City of Brookfield – Worst-case scenario: Property tax bills for the average resident go up $233.50.
The city’s common council is doing its best to make sure that the worst-case scenario can never come to pass.
Brookfield’s aldermen unanimously approved a resolution Tuesday night that urged Gov. Scott Walker and the state legislature to close loopholes that are causing property taxes in many municipalities to be shifted more onto the shoulders of residents rather than businesses.
The debate, which has been taken up in not only Wisconsin, but around the Midwest, stems from the ability for thriving national retail chains to have their assessed market values slashed which in turn lowers their property tax bills.
“The League of Wisconsin Municipalities has asked us to assist them to figure out how we can close this loophole,” city of Brookfield assessor Allan Land said. “The whole purpose of this is to just encourage more municipalities to create resolutions like this, encouraging the governor and the legislators like this to take action because it is affecting us right now.”
Land noted that many municipalities are having trouble fighting the cases of businesses, such as Walgreens, challenging their assessed values. The loophole is created by what is called the dark store theory.
“What they’re saying is that if you want to look at comparable sales, you need to look at abandoned, vacant properties as comparable,” Land said. “If you were looking at residential values, you wouldn’t look at vacant and abandoned properties to evaluate the rest of the properties in the area.”
While the dark store theory has been used for years, it has only recently become a serious issue close to home.
“It really started in Indiana and Michigan to the point where municipalities were losing money. They were having to close down libraries and eliminate services because they were expecting a certain income coming in from those properties and it disappeared,” Land said.
The League of Wisconsin Municipalities asked the city of Brookfield and other communities to estimate what would happen if all national retailers were able to utilize the dark store theory in order to shift the property tax burden to residents.

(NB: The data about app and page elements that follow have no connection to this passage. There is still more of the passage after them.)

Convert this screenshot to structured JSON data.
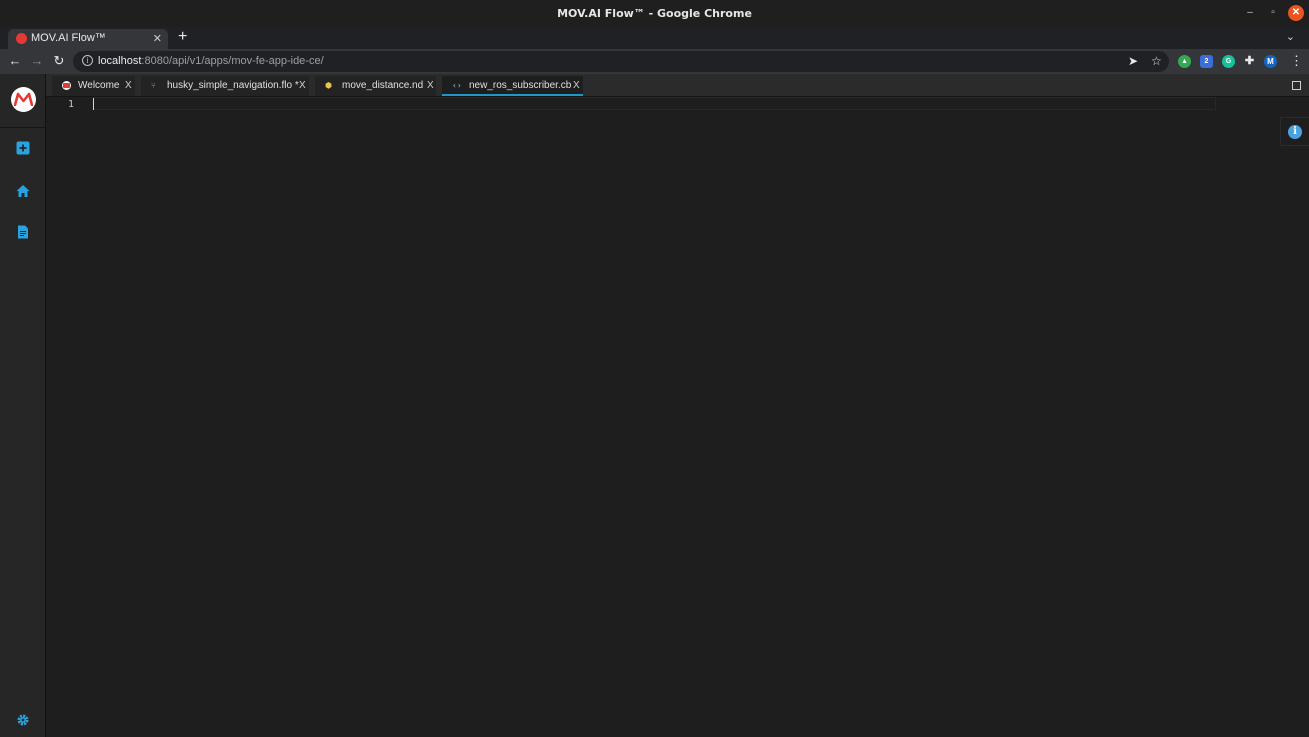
{
  "window": {
    "title": "MOV.AI Flow™ - Google Chrome",
    "minimize_glyph": "–",
    "restore_glyph": "▫",
    "close_glyph": "✕"
  },
  "browser": {
    "tab_title": "MOV.AI Flow™",
    "tab_close": "✕",
    "new_tab": "+",
    "tab_dropdown": "⌄",
    "url_host": "localhost",
    "url_rest": ":8080/api/v1/apps/mov-fe-app-ide-ce/",
    "back": "←",
    "forward": "→",
    "reload": "↻",
    "send_glyph": "➤",
    "star_glyph": "☆",
    "menu_glyph": "⋮",
    "extensions": [
      {
        "name": "green-extension-icon",
        "glyph": "▲",
        "color": "#34a853"
      },
      {
        "name": "shield-extension-icon",
        "glyph": "2",
        "color": "#3b6fd8"
      },
      {
        "name": "grammarly-extension-icon",
        "glyph": "G",
        "color": "#15c39a"
      },
      {
        "name": "puzzle-extension-icon",
        "glyph": "✚",
        "color": "#35363a"
      },
      {
        "name": "profile-avatar",
        "glyph": "M",
        "color": "#1565c0"
      }
    ]
  },
  "colors": {
    "accent": "#2196c8",
    "brand_red": "#e53935",
    "sidebar_icon": "#29a3df"
  },
  "sidebar": {
    "items": [
      {
        "name": "add-icon"
      },
      {
        "name": "home-icon"
      },
      {
        "name": "document-icon"
      }
    ],
    "settings": {
      "name": "gear-icon"
    }
  },
  "editor_tabs": [
    {
      "label": "Welcome",
      "close": "X",
      "icon": "movai-logo"
    },
    {
      "label": "husky_simple_navigation.flo *",
      "close": "X",
      "icon": "flow-icon"
    },
    {
      "label": "move_distance.nd",
      "close": "X",
      "icon": "node-icon"
    },
    {
      "label": "new_ros_subscriber.cb",
      "close": "X",
      "icon": "code-icon",
      "active": true
    }
  ],
  "editor": {
    "line_numbers": [
      "1"
    ],
    "content": ""
  },
  "info_button": {
    "glyph": "i"
  }
}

In Brookfield, it is estimated based on the amount of national retail chains, 2015 mill rates and median home values that the average homeowner would pay an additional $233.50. By comparison, in the city of Wauwatosa, a full implementation of the dark store theory is estimated to result in an increase of $382.12 for the average homeowner.